As I walked into the basement, all I could see was a mass of young people – millennials (those born between the 1980s and the 2000s) to be specific. Many of them were family and the rest were their friends. As for the family members, I have had the incredible blessing of watching them grow and mature through the years. Since many of them I only am able to see once or twice a year, every time we gather, the change is always significantly evident.
All of them have been raised in the Church. It’s an eclectic group made up of Episcopalians, Roman Catholics, Southern Baptists, Methodists, and Nondenominationals. Some are incredibly devoted to their religious traditions, some are still affiliated but mainly attend on high holy family occasions, a few would would be what we now categorize as “Nones”.
Beyond their religious affiliation and involvement, they are all connected to at least one “community” and most have multiple communities that they are a part of. As well, almost all of them have, or are involved in, some level of community engagement – both locally and abroad.
There is a lot of angst in the Church about our changing demographics. Recent studies that measure attendance and affiliation once again show a continued decrease in numbers, especially among millennials. I have commented on multiple occasions that there is absolutely no question that the “gathering of the faithful is changing”. And the fact of the matter is, we are witnessing the largest change in all of our lifetimes. However, when we take a really long look at how the faithful have gathered, two things are apparent: First, the community of faithful have gathered in a multitude of ways. Second, the Holy Spirit continues to lead the faithful forward into new life of healing, wholeness, and reconciliation.
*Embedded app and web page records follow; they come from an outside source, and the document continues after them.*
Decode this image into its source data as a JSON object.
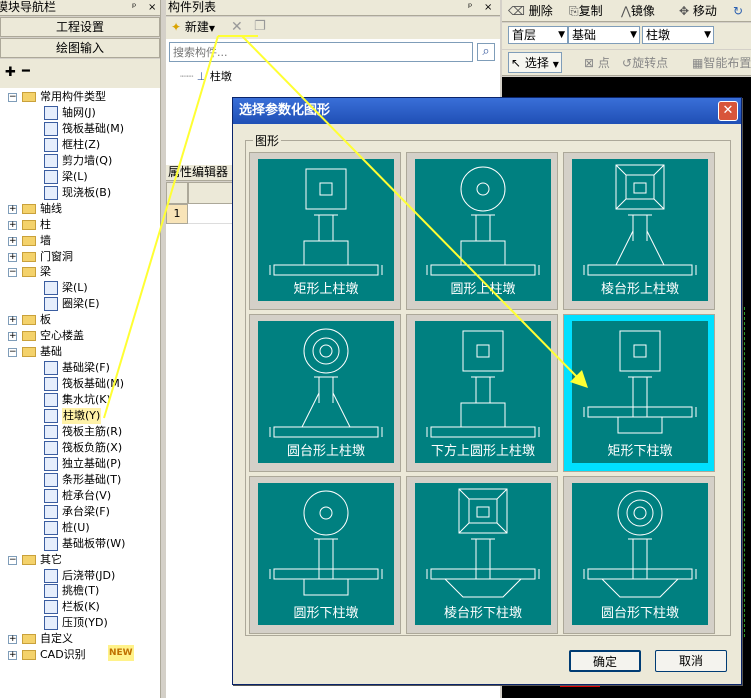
{
  "nav_panel": {
    "title": "模块导航栏",
    "pin": "ᵖ",
    "close": "×",
    "buttons": [
      "工程设置",
      "绘图输入"
    ],
    "tree": [
      {
        "label": "常用构件类型",
        "level": 0,
        "expanded": true,
        "folder": true
      },
      {
        "label": "轴网(J)",
        "level": 1
      },
      {
        "label": "筏板基础(M)",
        "level": 1
      },
      {
        "label": "框柱(Z)",
        "level": 1
      },
      {
        "label": "剪力墙(Q)",
        "level": 1
      },
      {
        "label": "梁(L)",
        "level": 1
      },
      {
        "label": "现浇板(B)",
        "level": 1
      },
      {
        "label": "轴线",
        "level": 0,
        "expanded": false,
        "folder": true
      },
      {
        "label": "柱",
        "level": 0,
        "expanded": false,
        "folder": true
      },
      {
        "label": "墙",
        "level": 0,
        "expanded": false,
        "folder": true
      },
      {
        "label": "门窗洞",
        "level": 0,
        "expanded": false,
        "folder": true
      },
      {
        "label": "梁",
        "level": 0,
        "expanded": true,
        "folder": true
      },
      {
        "label": "梁(L)",
        "level": 1
      },
      {
        "label": "圈梁(E)",
        "level": 1
      },
      {
        "label": "板",
        "level": 0,
        "expanded": false,
        "folder": true
      },
      {
        "label": "空心楼盖",
        "level": 0,
        "expanded": false,
        "folder": true
      },
      {
        "label": "基础",
        "level": 0,
        "expanded": true,
        "folder": true
      },
      {
        "label": "基础梁(F)",
        "level": 1
      },
      {
        "label": "筏板基础(M)",
        "level": 1
      },
      {
        "label": "集水坑(K)",
        "level": 1
      },
      {
        "label": "柱墩(Y)",
        "level": 1,
        "selected": true
      },
      {
        "label": "筏板主筋(R)",
        "level": 1
      },
      {
        "label": "筏板负筋(X)",
        "level": 1
      },
      {
        "label": "独立基础(P)",
        "level": 1
      },
      {
        "label": "条形基础(T)",
        "level": 1
      },
      {
        "label": "桩承台(V)",
        "level": 1
      },
      {
        "label": "承台梁(F)",
        "level": 1
      },
      {
        "label": "桩(U)",
        "level": 1
      },
      {
        "label": "基础板带(W)",
        "level": 1
      },
      {
        "label": "其它",
        "level": 0,
        "expanded": true,
        "folder": true
      },
      {
        "label": "后浇带(JD)",
        "level": 1
      },
      {
        "label": "挑檐(T)",
        "level": 1
      },
      {
        "label": "栏板(K)",
        "level": 1
      },
      {
        "label": "压顶(YD)",
        "level": 1
      },
      {
        "label": "自定义",
        "level": 0,
        "expanded": false,
        "folder": true
      },
      {
        "label": "CAD识别",
        "level": 0,
        "expanded": false,
        "folder": true,
        "badge": "NEW"
      }
    ]
  },
  "component_panel": {
    "title": "构件列表",
    "new_label": "新建",
    "search_placeholder": "搜索构件...",
    "items": [
      "柱墩"
    ]
  },
  "property_panel": {
    "title": "属性编辑器",
    "header": "属",
    "row_number": "1"
  },
  "toolbar": {
    "delete": "删除",
    "copy": "复制",
    "mirror": "镜像",
    "move": "移动",
    "floor": "首层",
    "category": "基础",
    "type": "柱墩",
    "select": "选择",
    "point": "点",
    "rotate_point": "旋转点",
    "smart_layout": "智能布置"
  },
  "dialog": {
    "title": "选择参数化图形",
    "group_label": "图形",
    "shapes": [
      {
        "label": "矩形上柱墩",
        "top": "rect",
        "base": "up-rect"
      },
      {
        "label": "圆形上柱墩",
        "top": "circle",
        "base": "up-rect"
      },
      {
        "label": "棱台形上柱墩",
        "top": "frustum",
        "base": "up-frustum"
      },
      {
        "label": "圆台形上柱墩",
        "top": "double-circle",
        "base": "up-frustum"
      },
      {
        "label": "下方上圆形上柱墩",
        "top": "rect",
        "base": "up-rect"
      },
      {
        "label": "矩形下柱墩",
        "top": "rect",
        "base": "down-rect",
        "selected": true
      },
      {
        "label": "圆形下柱墩",
        "top": "circle",
        "base": "down-rect"
      },
      {
        "label": "棱台形下柱墩",
        "top": "frustum",
        "base": "down-frustum"
      },
      {
        "label": "圆台形下柱墩",
        "top": "double-circle",
        "base": "down-frustum"
      }
    ],
    "ok": "确定",
    "cancel": "取消"
  },
  "colors": {
    "tile": "#008080",
    "selected_border": "#00e0ff",
    "arrow": "#ffff33",
    "canvas": "#000000"
  }
}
The other thing I have shared on numerous occasions is that in my experience the youth in our midst are not a “godless brood” as someone once suggested to me. In fact, I am continually inspired by the depth of faithfulness manifested by young people in their very thoughtful questions along with their desire to use their gifts to feed the hungry, clothe the naked, welcome the stranger, bring an end to all forms of injustice, and live a life of holiness. However, the reality is that many are choosing to gather and affiliate in new and different ways than the Church historically has over the last several generations.
Will the millennials that are not presently attending our faith communities join us at some point? Maybe. Regardless, we will have to be open to new ways of gathering and being, and most importantly we will have to be open to the leading of the Holy Spirit.
Here’s a link you may find interesting about millennials: How We Gather.